Fitch: Court Decision Exposes Protected Cell Company Risk
Fitch has updated its views on protected cell companies (PCCs) following a federal court decision on a dispute that arose in a reinsurance contract involving a protected cell. The case illustrates the linkage between an individual protected cell and its PCC. The decision suggests to Fitch that the failure of a protected cell's PCC could potentially cause disruption or financial stress for the protected cells in that PCC; therefore, prospective cell sponsors should consider the creditworthiness of the PCC when forming a protected cell.
'Fitch believes the primary credit focus when the PCC structure was designed was the protection of each protected cell's assets from the creditors of the other protected cells,' said Donald Thorpe, Senior Director, Insurance.
'There are many linkages to be considered in a credit analysis of a protected cell besides the segregation between the individual protected cells. The weakest link often determines the final credit rating of an entity, and the weakest link in a PCC structure may not be the risk that individual protected cells pose to each other.'
'The ruling concludes protected cells are not separate entities from their PCCs. Additionally, the PCC is the actual holder of the insurance license. To Fitch, the case raises the question as to how the protected cell continues in the event its PCC fails.'

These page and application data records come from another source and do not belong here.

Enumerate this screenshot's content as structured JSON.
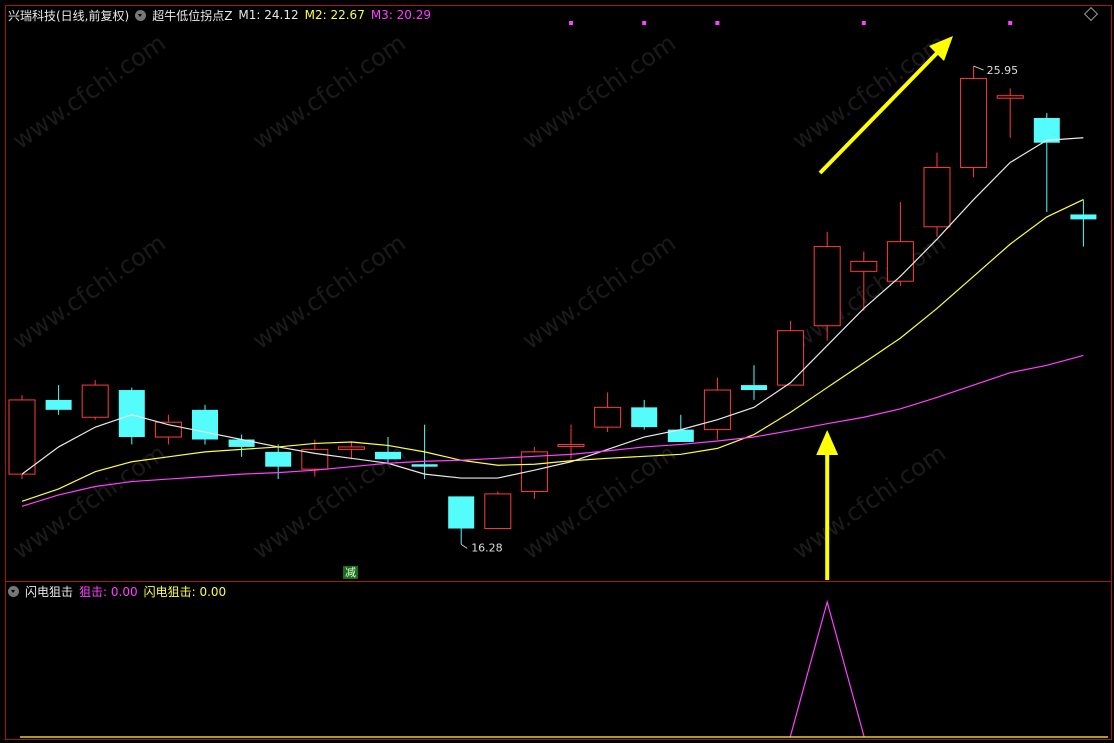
{
  "header": {
    "stock_name": "兴瑞科技(日线,前复权)",
    "indicator_name": "超牛低位拐点Z",
    "m1_label": "M1: 24.12",
    "m2_label": "M2: 22.67",
    "m3_label": "M3: 20.29"
  },
  "subpanel": {
    "name": "闪电狙击",
    "v1_label": "狙击: 0.00",
    "v2_label": "闪电狙击: 0.00"
  },
  "annotations": {
    "high_label": "25.95",
    "low_label": "16.28",
    "badge": "减"
  },
  "watermark": "www.cfchi.com",
  "colors": {
    "up": "#ff3b3b",
    "down": "#54fcfc",
    "m1": "#e8e8e8",
    "m2": "#ffff40",
    "m3": "#ff40ff",
    "arrow": "#ffff00",
    "frame": "#a01818"
  },
  "chart_data": {
    "type": "candlestick",
    "ylim": [
      15.6,
      26.8
    ],
    "candles": [
      {
        "o": 17.7,
        "h": 19.3,
        "l": 17.6,
        "c": 19.2
      },
      {
        "o": 19.2,
        "h": 19.5,
        "l": 18.9,
        "c": 19.0
      },
      {
        "o": 18.85,
        "h": 19.6,
        "l": 18.8,
        "c": 19.5
      },
      {
        "o": 19.4,
        "h": 19.45,
        "l": 18.3,
        "c": 18.45
      },
      {
        "o": 18.45,
        "h": 18.9,
        "l": 18.3,
        "c": 18.75
      },
      {
        "o": 19.0,
        "h": 19.1,
        "l": 18.3,
        "c": 18.4
      },
      {
        "o": 18.4,
        "h": 18.5,
        "l": 18.05,
        "c": 18.25
      },
      {
        "o": 18.15,
        "h": 18.3,
        "l": 17.6,
        "c": 17.85
      },
      {
        "o": 17.8,
        "h": 18.4,
        "l": 17.65,
        "c": 18.2
      },
      {
        "o": 18.2,
        "h": 18.35,
        "l": 18.0,
        "c": 18.25
      },
      {
        "o": 18.15,
        "h": 18.45,
        "l": 17.9,
        "c": 18.0
      },
      {
        "o": 17.9,
        "h": 18.7,
        "l": 17.6,
        "c": 17.85
      },
      {
        "o": 17.25,
        "h": 17.25,
        "l": 16.28,
        "c": 16.6
      },
      {
        "o": 16.6,
        "h": 17.35,
        "l": 16.6,
        "c": 17.3
      },
      {
        "o": 17.35,
        "h": 18.25,
        "l": 17.2,
        "c": 18.15
      },
      {
        "o": 18.3,
        "h": 18.7,
        "l": 18.0,
        "c": 18.3
      },
      {
        "o": 18.65,
        "h": 19.35,
        "l": 18.55,
        "c": 19.05
      },
      {
        "o": 19.05,
        "h": 19.2,
        "l": 18.6,
        "c": 18.65
      },
      {
        "o": 18.6,
        "h": 18.9,
        "l": 18.35,
        "c": 18.35
      },
      {
        "o": 18.6,
        "h": 19.65,
        "l": 18.4,
        "c": 19.4
      },
      {
        "o": 19.5,
        "h": 19.9,
        "l": 19.2,
        "c": 19.4
      },
      {
        "o": 19.5,
        "h": 20.8,
        "l": 19.5,
        "c": 20.6
      },
      {
        "o": 20.7,
        "h": 22.6,
        "l": 20.4,
        "c": 22.3
      },
      {
        "o": 21.8,
        "h": 22.2,
        "l": 21.0,
        "c": 22.0
      },
      {
        "o": 21.6,
        "h": 23.2,
        "l": 21.5,
        "c": 22.4
      },
      {
        "o": 22.7,
        "h": 24.2,
        "l": 22.5,
        "c": 23.9
      },
      {
        "o": 23.9,
        "h": 25.95,
        "l": 23.7,
        "c": 25.7
      },
      {
        "o": 25.3,
        "h": 25.5,
        "l": 24.5,
        "c": 25.35
      },
      {
        "o": 24.9,
        "h": 25.0,
        "l": 23.0,
        "c": 24.4
      },
      {
        "o": 22.95,
        "h": 23.25,
        "l": 22.3,
        "c": 22.85
      }
    ],
    "m1": [
      17.7,
      18.25,
      18.65,
      18.9,
      18.7,
      18.55,
      18.4,
      18.25,
      18.12,
      18.02,
      17.92,
      17.7,
      17.62,
      17.62,
      17.78,
      17.95,
      18.2,
      18.45,
      18.6,
      18.8,
      19.05,
      19.55,
      20.3,
      21.05,
      21.7,
      22.45,
      23.25,
      24.0,
      24.45,
      24.5
    ],
    "m2": [
      17.15,
      17.4,
      17.75,
      17.95,
      18.05,
      18.15,
      18.2,
      18.25,
      18.32,
      18.35,
      18.28,
      18.15,
      17.98,
      17.88,
      17.9,
      17.97,
      18.02,
      18.06,
      18.1,
      18.22,
      18.5,
      18.95,
      19.45,
      19.95,
      20.45,
      21.05,
      21.7,
      22.35,
      22.9,
      23.25
    ],
    "m3": [
      17.05,
      17.28,
      17.45,
      17.55,
      17.6,
      17.65,
      17.7,
      17.73,
      17.78,
      17.85,
      17.92,
      17.96,
      17.98,
      18.02,
      18.06,
      18.1,
      18.17,
      18.25,
      18.3,
      18.37,
      18.45,
      18.58,
      18.72,
      18.85,
      19.02,
      19.25,
      19.5,
      19.75,
      19.9,
      20.1
    ],
    "signal_x": 22,
    "signal_dots_x": [
      15,
      17,
      19,
      23,
      27
    ]
  }
}
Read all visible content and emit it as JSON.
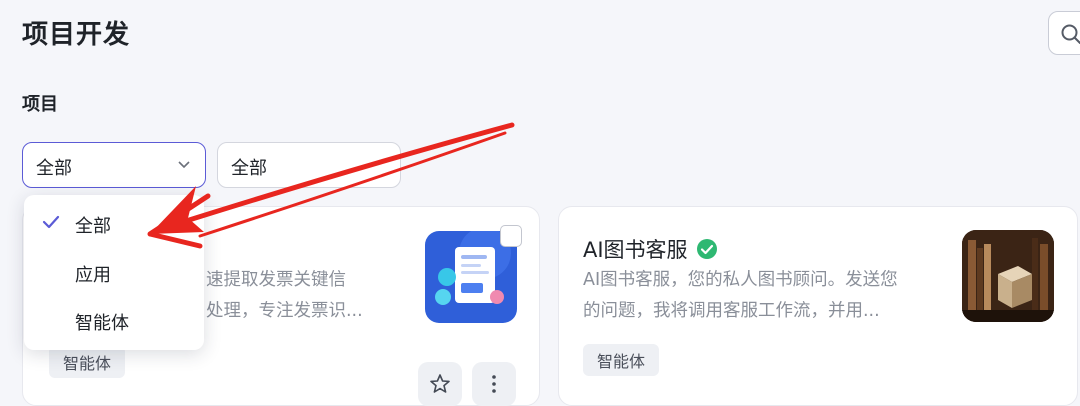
{
  "header": {
    "title": "项目开发"
  },
  "filters": {
    "section_label": "项目",
    "type_select": {
      "value": "全部"
    },
    "second_select": {
      "value": "全部"
    }
  },
  "dropdown": {
    "options": [
      {
        "label": "全部",
        "selected": true
      },
      {
        "label": "应用",
        "selected": false
      },
      {
        "label": "智能体",
        "selected": false
      }
    ]
  },
  "cards": [
    {
      "desc_line1": "速提取发票关键信",
      "desc_line2": "处理，专注发票识...",
      "tag": "智能体"
    },
    {
      "title": "AI图书客服",
      "desc_line1": "AI图书客服，您的私人图书顾问。发送您",
      "desc_line2": "的问题，我将调用客服工作流，并用...",
      "tag": "智能体"
    }
  ],
  "colors": {
    "accent": "#5b5bd6",
    "verified": "#2eb872",
    "annotation_arrow": "#e8261f"
  },
  "icons": [
    "search-icon",
    "chevron-down-icon",
    "check-icon",
    "verified-icon",
    "star-icon",
    "more-icon"
  ]
}
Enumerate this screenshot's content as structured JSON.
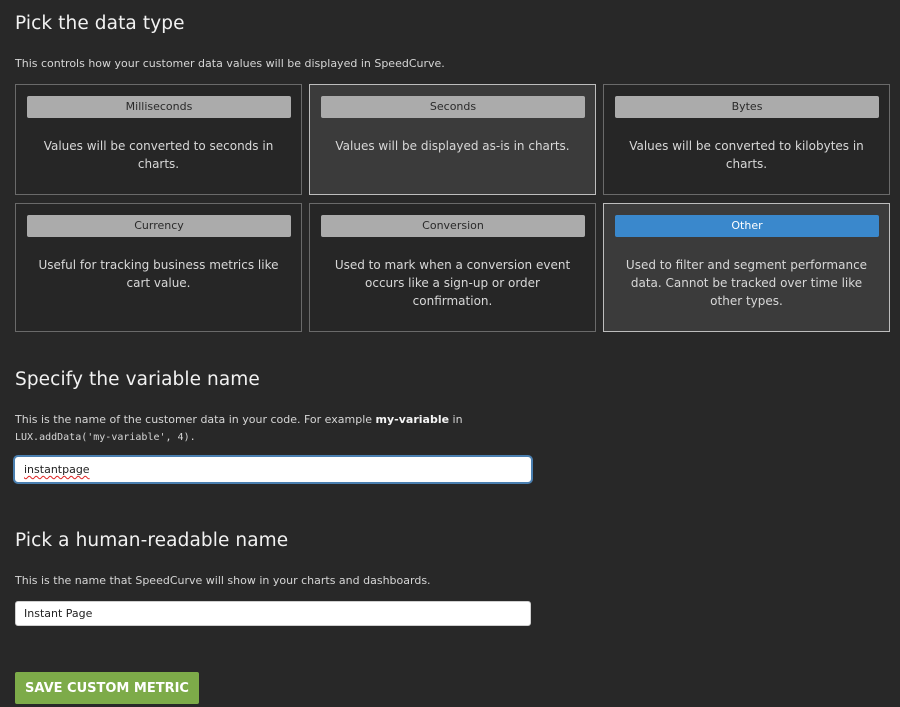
{
  "data_type_section": {
    "title": "Pick the data type",
    "description": "This controls how your customer data values will be displayed in SpeedCurve.",
    "options": [
      {
        "label": "Milliseconds",
        "description": "Values will be converted to seconds in charts."
      },
      {
        "label": "Seconds",
        "description": "Values will be displayed as-is in charts."
      },
      {
        "label": "Bytes",
        "description": "Values will be converted to kilobytes in charts."
      },
      {
        "label": "Currency",
        "description": "Useful for tracking business metrics like cart value."
      },
      {
        "label": "Conversion",
        "description": "Used to mark when a conversion event occurs like a sign-up or order confirmation."
      },
      {
        "label": "Other",
        "description": "Used to filter and segment performance data. Cannot be tracked over time like other types."
      }
    ],
    "selected_option": "Other",
    "highlighted_option": "Seconds"
  },
  "variable_section": {
    "title": "Specify the variable name",
    "description_prefix": "This is the name of the customer data in your code. For example",
    "example_variable": "my-variable",
    "description_suffix": "in",
    "code_example": "LUX.addData('my-variable', 4).",
    "input_value": "instantpage"
  },
  "human_name_section": {
    "title": "Pick a human-readable name",
    "description": "This is the name that SpeedCurve will show in your charts and dashboards.",
    "input_value": "Instant Page"
  },
  "save_button_label": "SAVE CUSTOM METRIC",
  "colors": {
    "background": "#282828",
    "selected_pill": "#3a88cc",
    "save_button": "#7dab49"
  }
}
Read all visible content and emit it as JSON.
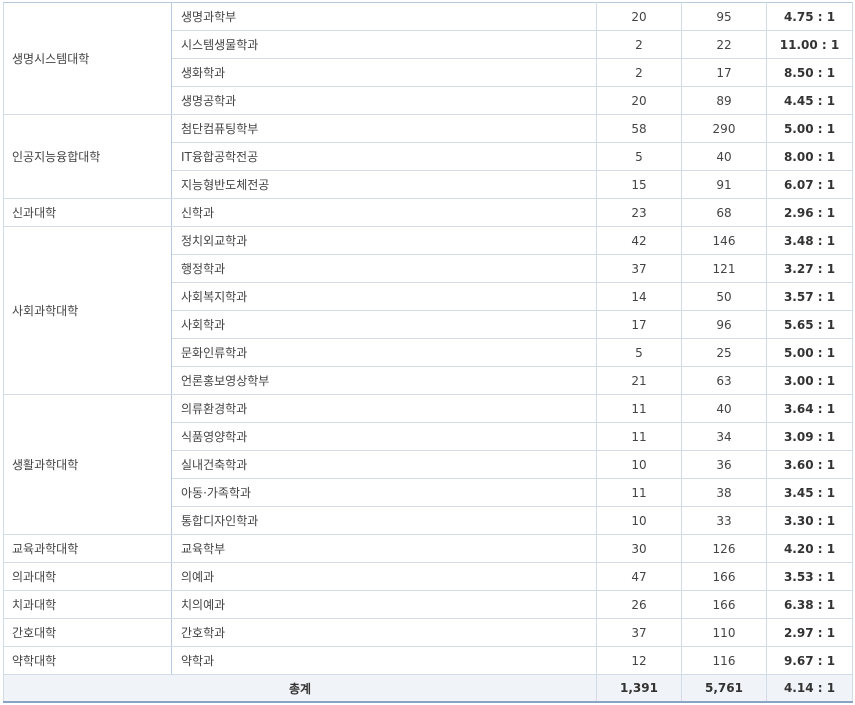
{
  "groups": [
    {
      "college": "생명시스템대학",
      "rows": [
        [
          "생명과학부",
          "20",
          "95",
          "4.75 : 1"
        ],
        [
          "시스템생물학과",
          "2",
          "22",
          "11.00 : 1"
        ],
        [
          "생화학과",
          "2",
          "17",
          "8.50 : 1"
        ],
        [
          "생명공학과",
          "20",
          "89",
          "4.45 : 1"
        ]
      ]
    },
    {
      "college": "인공지능융합대학",
      "rows": [
        [
          "첨단컴퓨팅학부",
          "58",
          "290",
          "5.00 : 1"
        ],
        [
          "IT융합공학전공",
          "5",
          "40",
          "8.00 : 1"
        ],
        [
          "지능형반도체전공",
          "15",
          "91",
          "6.07 : 1"
        ]
      ]
    },
    {
      "college": "신과대학",
      "rows": [
        [
          "신학과",
          "23",
          "68",
          "2.96 : 1"
        ]
      ]
    },
    {
      "college": "사회과학대학",
      "rows": [
        [
          "정치외교학과",
          "42",
          "146",
          "3.48 : 1"
        ],
        [
          "행정학과",
          "37",
          "121",
          "3.27 : 1"
        ],
        [
          "사회복지학과",
          "14",
          "50",
          "3.57 : 1"
        ],
        [
          "사회학과",
          "17",
          "96",
          "5.65 : 1"
        ],
        [
          "문화인류학과",
          "5",
          "25",
          "5.00 : 1"
        ],
        [
          "언론홍보영상학부",
          "21",
          "63",
          "3.00 : 1"
        ]
      ]
    },
    {
      "college": "생활과학대학",
      "rows": [
        [
          "의류환경학과",
          "11",
          "40",
          "3.64 : 1"
        ],
        [
          "식품영양학과",
          "11",
          "34",
          "3.09 : 1"
        ],
        [
          "실내건축학과",
          "10",
          "36",
          "3.60 : 1"
        ],
        [
          "아동·가족학과",
          "11",
          "38",
          "3.45 : 1"
        ],
        [
          "통합디자인학과",
          "10",
          "33",
          "3.30 : 1"
        ]
      ]
    },
    {
      "college": "교육과학대학",
      "rows": [
        [
          "교육학부",
          "30",
          "126",
          "4.20 : 1"
        ]
      ]
    },
    {
      "college": "의과대학",
      "rows": [
        [
          "의예과",
          "47",
          "166",
          "3.53 : 1"
        ]
      ]
    },
    {
      "college": "치과대학",
      "rows": [
        [
          "치의예과",
          "26",
          "166",
          "6.38 : 1"
        ]
      ]
    },
    {
      "college": "간호대학",
      "rows": [
        [
          "간호학과",
          "37",
          "110",
          "2.97 : 1"
        ]
      ]
    },
    {
      "college": "약학대학",
      "rows": [
        [
          "약학과",
          "12",
          "116",
          "9.67 : 1"
        ]
      ]
    }
  ],
  "total": {
    "label": "총계",
    "quota": "1,391",
    "applicants": "5,761",
    "ratio": "4.14 : 1"
  }
}
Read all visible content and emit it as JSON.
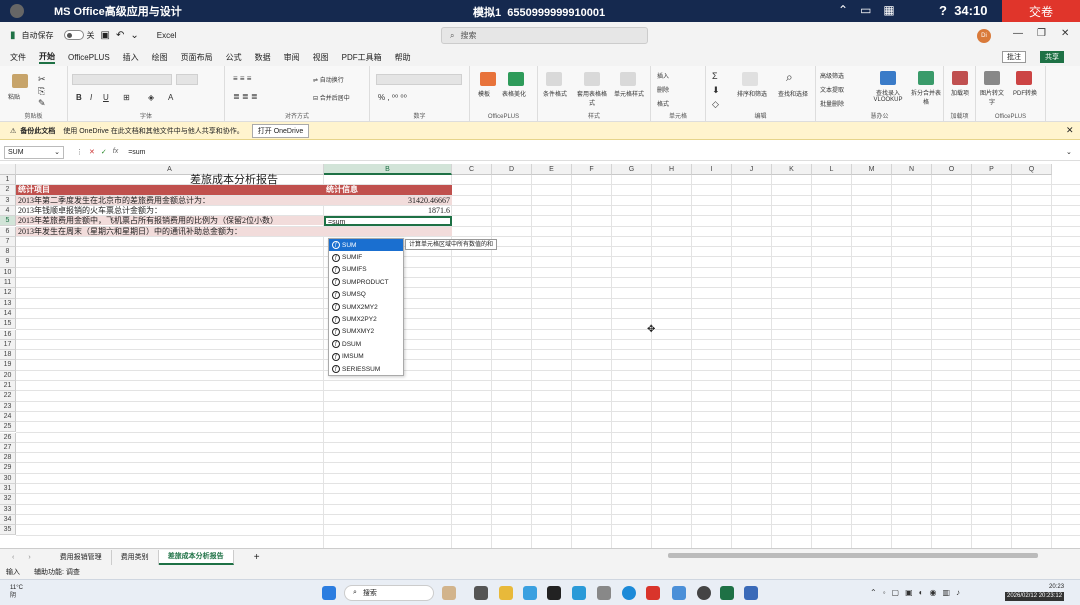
{
  "exam": {
    "app_title": "MS Office高级应用与设计",
    "mock_label": "模拟1",
    "exam_id": "6550999999910001",
    "timer": "34:10",
    "submit_label": "交卷"
  },
  "title_bar": {
    "autosave_label": "自动保存",
    "toggle_state": "关",
    "app_name": "Excel",
    "search_placeholder": "搜索",
    "user_initials": "Di"
  },
  "menu": {
    "tabs": [
      "文件",
      "开始",
      "OfficePLUS",
      "插入",
      "绘图",
      "页面布局",
      "公式",
      "数据",
      "审阅",
      "视图",
      "PDF工具箱",
      "帮助"
    ],
    "active_index": 1,
    "comment_label": "批注",
    "share_label": "共享"
  },
  "ribbon": {
    "groups": [
      "剪贴板",
      "字体",
      "对齐方式",
      "数字",
      "OfficePLUS",
      "样式",
      "单元格",
      "编辑",
      "慧办公",
      "加载项",
      "OfficePLUS"
    ],
    "paste_label": "粘贴",
    "wrap_label": "自动换行",
    "merge_label": "合并后居中",
    "template_label": "模板",
    "beautify_label": "表格美化",
    "cond_format_label": "条件格式",
    "table_format_label": "套用表格格式",
    "cell_style_label": "单元格样式",
    "insert_label": "插入",
    "delete_label": "删除",
    "format_label": "格式",
    "sort_filter_label": "排序和筛选",
    "find_select_label": "查找和选择",
    "adv_filter_label": "高级筛选",
    "text_extract_label": "文本提取",
    "batch_delete_label": "批量删除",
    "vlookup_label": "查找录入VLOOKUP",
    "split_merge_label": "拆分合并表格",
    "addins_label": "加载项",
    "picture_text_label": "图片转文字",
    "pdf_convert_label": "PDF转换"
  },
  "notification": {
    "title": "备份此文档",
    "message": "使用 OneDrive 在此文档和其他文件中与他人共享和协作。",
    "button": "打开 OneDrive"
  },
  "formula_bar": {
    "name_box": "SUM",
    "formula": "=sum"
  },
  "grid": {
    "columns": [
      "A",
      "B",
      "C",
      "D",
      "E",
      "F",
      "G",
      "H",
      "I",
      "J",
      "K",
      "L",
      "M",
      "N",
      "O",
      "P",
      "Q"
    ],
    "rows": [
      "1",
      "2",
      "3",
      "4",
      "5",
      "6",
      "7",
      "8",
      "9",
      "10",
      "11",
      "12",
      "13",
      "14",
      "15",
      "16",
      "17",
      "18",
      "19",
      "20",
      "21",
      "22",
      "23",
      "24",
      "25",
      "26",
      "27",
      "28",
      "29",
      "30",
      "31",
      "32",
      "33",
      "34",
      "35"
    ],
    "selected_col": "B",
    "selected_row": "5",
    "report_title": "差旅成本分析报告",
    "header_a": "统计项目",
    "header_b": "统计信息",
    "r3_a": "2013年第二季度发生在北京市的差旅费用金额总计为：",
    "r3_b": "31420.46667",
    "r4_a": "2013年钱顺卓报销的火车票总计金额为：",
    "r4_b": "1871.6",
    "r5_a": "2013年差旅费用金额中，飞机票占所有报销费用的比例为（保留2位小数）",
    "r5_b": "=sum",
    "r6_a": "2013年发生在周末（星期六和星期日）中的通讯补助总金额为："
  },
  "autocomplete": {
    "items": [
      "SUM",
      "SUMIF",
      "SUMIFS",
      "SUMPRODUCT",
      "SUMSQ",
      "SUMX2MY2",
      "SUMX2PY2",
      "SUMXMY2",
      "DSUM",
      "IMSUM",
      "SERIESSUM"
    ],
    "selected_index": 0,
    "tooltip": "计算单元格区域中所有数值的和"
  },
  "sheets": {
    "tabs": [
      "费用报销管理",
      "费用类别",
      "差旅成本分析报告"
    ],
    "active_index": 2
  },
  "status": {
    "mode": "输入",
    "accessibility": "辅助功能: 调查"
  },
  "taskbar": {
    "temp": "11°C",
    "weather": "阴",
    "search_label": "搜索",
    "time": "20:23",
    "date": "2026/02/12 20:23:12"
  },
  "colors": {
    "exam_bar": "#15294f",
    "submit": "#e0352b",
    "excel_green": "#1e7145",
    "header_row": "#c0504d",
    "band_row": "#f2dcdb"
  }
}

Previously, there has been a dearth of court cases on this or other aspects of the PCC structure. Therefore, Fitch believes this case makes a significant contribution to the history of PCCs.
Case Background: The dispute arose over a reinsurance contract between an insurer and a Montana-domiciled PCC. The PCC entered into the contract on behalf of one of its protected cells. The contract contained an arbitration clause and the insurer sent a demand for arbitration to the PCC. The PCC and the protected cell argued that only the protected cell, and not the PCC, should be a party to the arbitration. The judge ruled that a protected cell is not a separate legal entity that can sue or be sued. Therefore, the PCC, of which the protected cell is a part, is the proper party in an arbitration proceeding to resolve the dispute.
The case is Pac Re 5-AT v. AmTrust North America, Inc.
The full report 'Protected Cell Company Update: Court Case Adds Incremental Clarity' is available at www.fitchratings.com.